The tallest mountain in Africa is Mount Kilimanjaro, located in Tanzania. It has three volcanic cones namely Kibo, Mawenzi, and Shira. It stands at 5,895 meters (19,341 feet) above sea level and around 4,900 meters (16,100 feet) above its plateau base, making it Africa’s highest peak and the world’s highest single free-standing mountain. It is a popular climbing site and is part of the Kilimanjaro National Park.
It is the fourth topographic prominent mountains on earth. Here is a list of the seven topographic prominent mountain on earth, from the highest to lowest:
- Asia: Everest (29,035’/8850m)
- South America: Aconcagua (22,834’/6960m)
- North America: Denali (20,310’/6,190m)
- Africa: Kilimanjaro (19,340’/5895m)
- Europe: Elbrus (18,513’/5642m)
- Oceania: Carstensz Pyramid (16,023’/4884m)

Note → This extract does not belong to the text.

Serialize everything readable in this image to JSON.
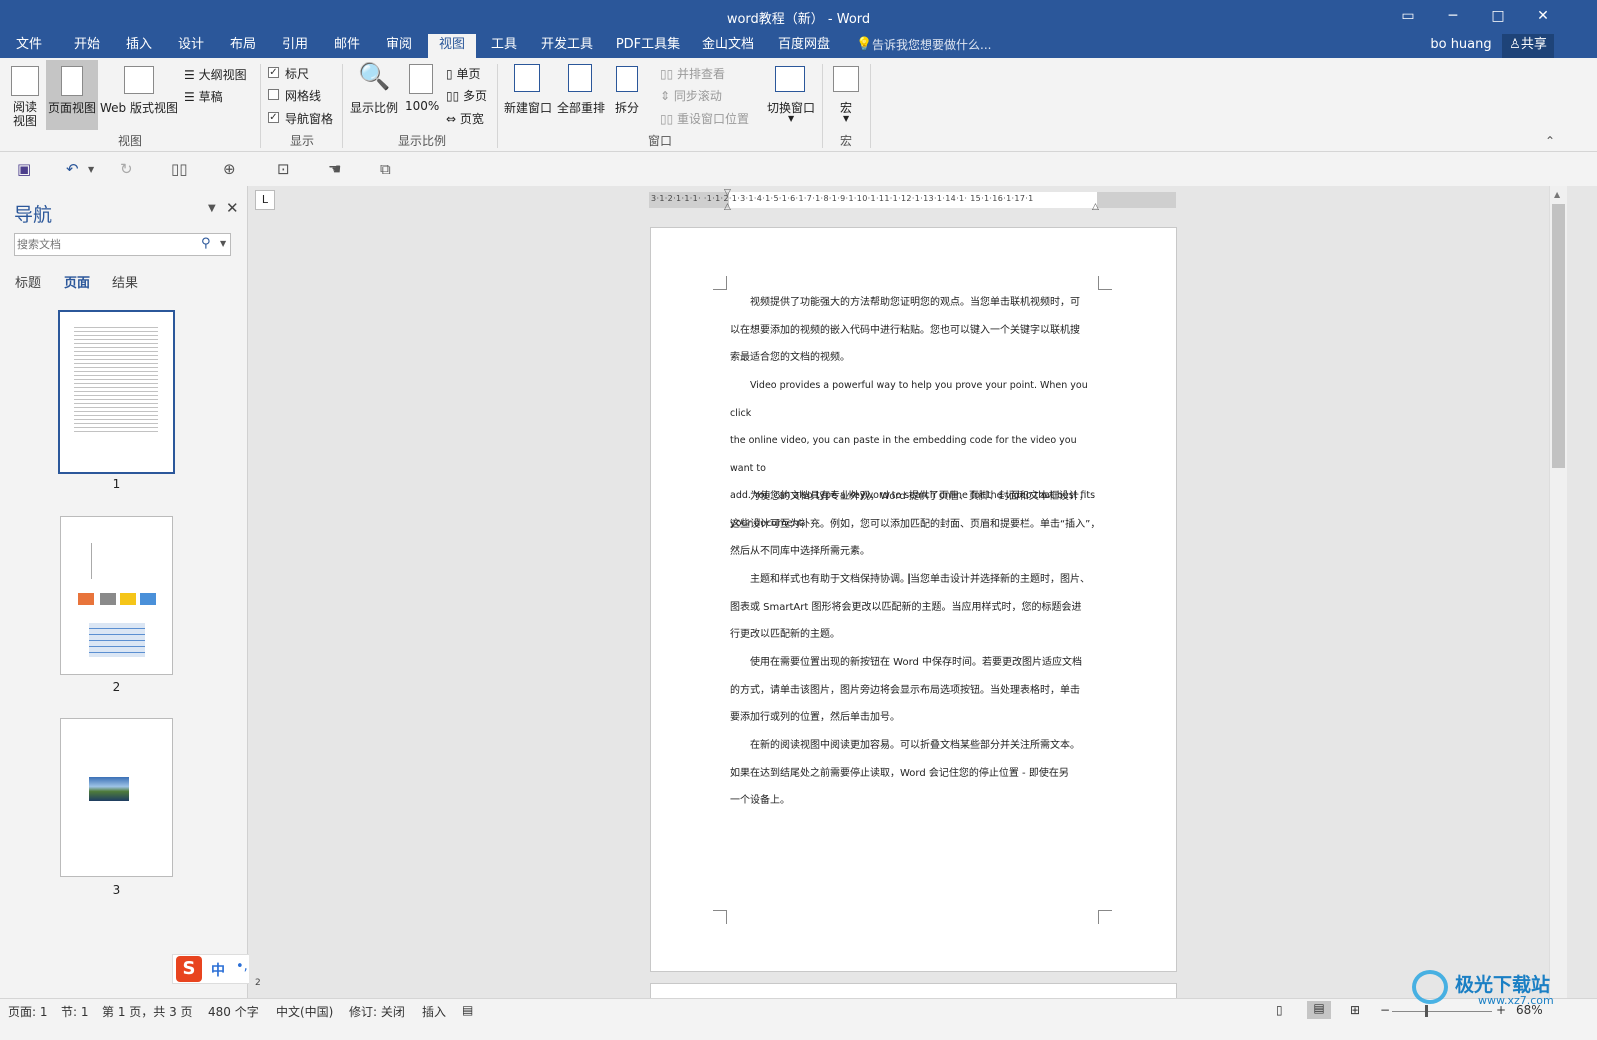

Kilimanjaro is very popular with both experienced hikers and first time adventurers because it is considered to be the easiest of the seven summits. Scaling the mountain requires no technical skills or equipment, such as rope, harness, crampons or ice axe. Kilimanjaro is the world’s tallest free-standing mountain, as well as Africa’s tallest peak. Uhuru Point, at 5,895 meters (19,341 ft) above sea level, is the highest point on the mountain.
In 1889, a German geologist Hans Meyer, an Austrian climber Ludwig Purtscheller, and a native guide Yohani Kinyala Lauwo made the first ascent of Mount Kilimanjaro.
Meyer made it to the base of Kibo on his first try in 1887, but had to turn around. He met strong snow and ice walls and lacked heavy snow and ice equipment. Kilimanjaro is climbed by around 30,000 individuals each year, however not many are successful due to height fright or inadequately training and preparations